Older adults are the fastest growing age group of the American population, and unfortunately, are at the highest risk of fire related deaths.
Studies show elderly fire victims tend to be in close contact with the source of the fire that kills them. Often these deaths are caused by smoking, heating or cooking incidents. Their clothing, bedding or upholstery ignites from the spark resulting in serious injury or death. Nearly two-thirds of fire deaths in the elderly occur while they are sleeping or trying to escape the fire. This statistic only proves the importance of preparing and practicing an escape plan and of planning accordingly for the capabilities of older adults. The American Red Cross of Southwestern New York encourages older adults and their loved ones to better prepare for a fire emergency.
Some older adults have decreased mobility and other health issues that prohibit a quick response during a fire or any emergency. Medications and atrophy with age lead to a slower response or confusion and could alter the decision-making process. Help from a family member, caregiver or neighbor may be required to assist an older adult in safely exiting their home. The best way of addressing this issue is prepare for it before it is needed.
The leading cause of residential fire deaths among older adults is careless smoking. If older adults must smoke, never smoke in bed or near oxygen source, gas stove or other flammable object. When cooking, never approach an open flame while wearing loose clothing and do not leave cooking unattended - use a timer as a reminder of food in the oven. Never use the oven to heat a home. Properly maintain chimneys and space heaters.
Make sure smoke alarms are installed in each bedroom and outside all sleeping areas. Try to test them monthly and at least once a year. Caregivers and family members are encouraged to check smoke alarms for those who are unable to. The chance of survival at any age doubles with the initial warning of a smoke alarm.
Designing a fire escape plan around capabilities of the older adult is the key to survival in an emergency. Know at least two exists from every room. If the older adult uses a walker or wheelchair, check to make sure all exits can fit a walker or wheelchair so they can get out safely. If needed, make any necessary accommodations, such as providing an emergency exit ramp and widening doorways. And remember, unless instructed by the fire department, never use an elevator during a fire.

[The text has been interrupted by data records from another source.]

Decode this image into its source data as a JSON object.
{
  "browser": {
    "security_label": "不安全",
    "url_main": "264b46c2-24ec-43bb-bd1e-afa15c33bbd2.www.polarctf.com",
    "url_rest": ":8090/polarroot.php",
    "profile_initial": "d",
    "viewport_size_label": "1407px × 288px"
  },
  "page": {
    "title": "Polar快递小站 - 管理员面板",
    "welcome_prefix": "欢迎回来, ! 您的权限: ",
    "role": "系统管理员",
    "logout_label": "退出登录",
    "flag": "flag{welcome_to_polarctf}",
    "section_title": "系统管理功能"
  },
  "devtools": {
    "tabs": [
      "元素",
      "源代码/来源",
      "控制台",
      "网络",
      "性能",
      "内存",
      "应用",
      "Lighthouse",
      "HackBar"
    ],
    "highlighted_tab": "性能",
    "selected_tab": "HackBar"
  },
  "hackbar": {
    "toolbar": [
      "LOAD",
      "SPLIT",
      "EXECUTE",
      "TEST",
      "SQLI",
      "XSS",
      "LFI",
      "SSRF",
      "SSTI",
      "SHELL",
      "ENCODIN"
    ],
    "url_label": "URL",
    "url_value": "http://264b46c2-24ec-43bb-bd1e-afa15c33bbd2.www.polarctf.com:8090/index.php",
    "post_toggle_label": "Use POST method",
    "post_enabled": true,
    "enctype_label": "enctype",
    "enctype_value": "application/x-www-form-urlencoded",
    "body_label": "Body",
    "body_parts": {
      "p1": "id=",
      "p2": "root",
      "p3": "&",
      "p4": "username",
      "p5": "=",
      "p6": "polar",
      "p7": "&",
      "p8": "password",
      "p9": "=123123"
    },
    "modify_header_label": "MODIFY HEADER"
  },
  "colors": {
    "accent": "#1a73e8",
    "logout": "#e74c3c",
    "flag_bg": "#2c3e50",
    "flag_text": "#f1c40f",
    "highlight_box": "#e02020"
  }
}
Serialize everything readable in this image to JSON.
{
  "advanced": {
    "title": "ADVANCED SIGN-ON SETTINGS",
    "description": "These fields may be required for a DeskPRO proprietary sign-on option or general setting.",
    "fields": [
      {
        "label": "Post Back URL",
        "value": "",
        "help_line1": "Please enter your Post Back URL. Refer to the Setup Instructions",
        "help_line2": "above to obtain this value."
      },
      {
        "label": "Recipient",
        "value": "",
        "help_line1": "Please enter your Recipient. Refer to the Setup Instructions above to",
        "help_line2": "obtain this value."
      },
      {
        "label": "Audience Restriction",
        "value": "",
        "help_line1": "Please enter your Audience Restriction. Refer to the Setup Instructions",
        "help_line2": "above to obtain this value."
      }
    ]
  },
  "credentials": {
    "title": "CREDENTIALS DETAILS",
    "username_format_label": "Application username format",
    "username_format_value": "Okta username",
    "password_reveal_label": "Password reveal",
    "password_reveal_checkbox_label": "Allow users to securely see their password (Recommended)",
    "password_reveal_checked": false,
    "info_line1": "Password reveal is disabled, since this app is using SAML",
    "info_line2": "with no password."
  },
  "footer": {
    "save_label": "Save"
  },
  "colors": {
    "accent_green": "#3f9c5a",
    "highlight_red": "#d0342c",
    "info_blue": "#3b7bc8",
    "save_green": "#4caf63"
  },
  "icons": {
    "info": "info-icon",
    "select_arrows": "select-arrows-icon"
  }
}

Try to speak with all older adults about working with family members and neighbors to create a fire safety plan. It is also important to help them practice their plan. If special accommodations need to made, some local fire departments may be able to assist with designing an escape plan to meet those needs. The fire department also might help inspect the home for fire safety and could offer suggestions about smoke alarm placement and maintenance.
The American Red Cross has several tips for fire safety and emergency preparedness on their website, www.redcross.org. The American Red Cross of Southwestern New York is a United Way agency.